# Required action:
Go through each line of the records below and count those with the word "placeholder"; give only the total.

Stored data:
◇ ◇ ◇

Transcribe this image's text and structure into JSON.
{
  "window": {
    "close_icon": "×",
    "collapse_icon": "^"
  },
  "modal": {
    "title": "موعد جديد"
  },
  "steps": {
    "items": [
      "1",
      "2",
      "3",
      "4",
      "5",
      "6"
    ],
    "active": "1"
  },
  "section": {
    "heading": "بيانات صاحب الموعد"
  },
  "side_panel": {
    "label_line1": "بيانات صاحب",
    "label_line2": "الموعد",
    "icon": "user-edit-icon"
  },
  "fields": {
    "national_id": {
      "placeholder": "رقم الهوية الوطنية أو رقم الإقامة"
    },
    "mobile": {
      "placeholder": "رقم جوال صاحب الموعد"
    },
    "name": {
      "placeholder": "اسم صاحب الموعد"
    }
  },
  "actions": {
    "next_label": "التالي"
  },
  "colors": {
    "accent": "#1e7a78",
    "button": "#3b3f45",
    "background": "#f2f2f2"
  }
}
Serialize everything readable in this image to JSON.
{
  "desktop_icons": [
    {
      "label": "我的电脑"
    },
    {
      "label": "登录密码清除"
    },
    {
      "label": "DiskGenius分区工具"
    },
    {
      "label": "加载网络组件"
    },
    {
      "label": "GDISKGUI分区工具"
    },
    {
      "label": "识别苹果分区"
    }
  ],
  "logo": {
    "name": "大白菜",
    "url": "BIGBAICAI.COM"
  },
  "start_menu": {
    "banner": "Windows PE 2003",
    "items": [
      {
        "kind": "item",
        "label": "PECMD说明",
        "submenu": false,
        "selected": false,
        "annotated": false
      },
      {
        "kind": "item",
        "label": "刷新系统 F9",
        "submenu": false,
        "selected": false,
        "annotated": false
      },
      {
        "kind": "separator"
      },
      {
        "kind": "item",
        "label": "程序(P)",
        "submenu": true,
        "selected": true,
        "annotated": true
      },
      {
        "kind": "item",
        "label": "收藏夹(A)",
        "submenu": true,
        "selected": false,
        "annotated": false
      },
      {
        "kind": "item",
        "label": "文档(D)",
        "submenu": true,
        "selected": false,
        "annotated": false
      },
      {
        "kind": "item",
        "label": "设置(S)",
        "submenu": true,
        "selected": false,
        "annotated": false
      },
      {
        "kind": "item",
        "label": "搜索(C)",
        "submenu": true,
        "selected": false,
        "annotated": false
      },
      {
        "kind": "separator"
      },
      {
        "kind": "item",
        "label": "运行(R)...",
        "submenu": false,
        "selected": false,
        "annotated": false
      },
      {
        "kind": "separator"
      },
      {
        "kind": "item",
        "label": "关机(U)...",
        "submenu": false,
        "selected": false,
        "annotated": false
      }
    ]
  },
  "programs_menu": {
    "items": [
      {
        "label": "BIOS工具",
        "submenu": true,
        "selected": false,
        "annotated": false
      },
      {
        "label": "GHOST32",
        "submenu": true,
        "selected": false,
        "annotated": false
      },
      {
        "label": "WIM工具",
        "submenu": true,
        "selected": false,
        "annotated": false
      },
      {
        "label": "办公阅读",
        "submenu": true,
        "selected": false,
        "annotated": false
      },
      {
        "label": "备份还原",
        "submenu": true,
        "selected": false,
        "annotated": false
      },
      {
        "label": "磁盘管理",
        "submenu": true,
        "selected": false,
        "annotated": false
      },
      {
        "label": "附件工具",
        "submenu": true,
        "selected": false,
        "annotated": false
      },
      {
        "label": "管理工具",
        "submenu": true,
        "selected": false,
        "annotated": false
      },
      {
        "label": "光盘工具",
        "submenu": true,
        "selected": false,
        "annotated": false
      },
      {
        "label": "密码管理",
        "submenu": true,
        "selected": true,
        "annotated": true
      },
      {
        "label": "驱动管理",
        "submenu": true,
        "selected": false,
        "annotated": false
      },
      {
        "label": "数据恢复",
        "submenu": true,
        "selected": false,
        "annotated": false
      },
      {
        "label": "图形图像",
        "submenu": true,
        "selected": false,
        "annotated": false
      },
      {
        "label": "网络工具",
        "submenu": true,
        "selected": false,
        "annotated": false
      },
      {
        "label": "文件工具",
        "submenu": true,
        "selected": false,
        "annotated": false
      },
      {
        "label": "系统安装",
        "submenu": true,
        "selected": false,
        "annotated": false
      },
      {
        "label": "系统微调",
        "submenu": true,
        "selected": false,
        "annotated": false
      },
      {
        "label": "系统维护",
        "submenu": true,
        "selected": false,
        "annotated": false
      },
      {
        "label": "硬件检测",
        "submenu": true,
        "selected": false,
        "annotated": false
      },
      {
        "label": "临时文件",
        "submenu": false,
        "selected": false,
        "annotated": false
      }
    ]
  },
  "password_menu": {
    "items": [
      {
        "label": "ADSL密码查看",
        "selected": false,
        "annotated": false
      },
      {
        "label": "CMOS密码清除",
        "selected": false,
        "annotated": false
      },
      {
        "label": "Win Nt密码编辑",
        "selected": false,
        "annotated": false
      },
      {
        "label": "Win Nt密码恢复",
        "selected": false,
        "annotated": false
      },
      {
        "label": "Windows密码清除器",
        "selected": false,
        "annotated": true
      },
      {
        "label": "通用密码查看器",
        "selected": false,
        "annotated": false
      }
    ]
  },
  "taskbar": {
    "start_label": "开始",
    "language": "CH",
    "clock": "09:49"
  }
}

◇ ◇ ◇

# Task answer:
3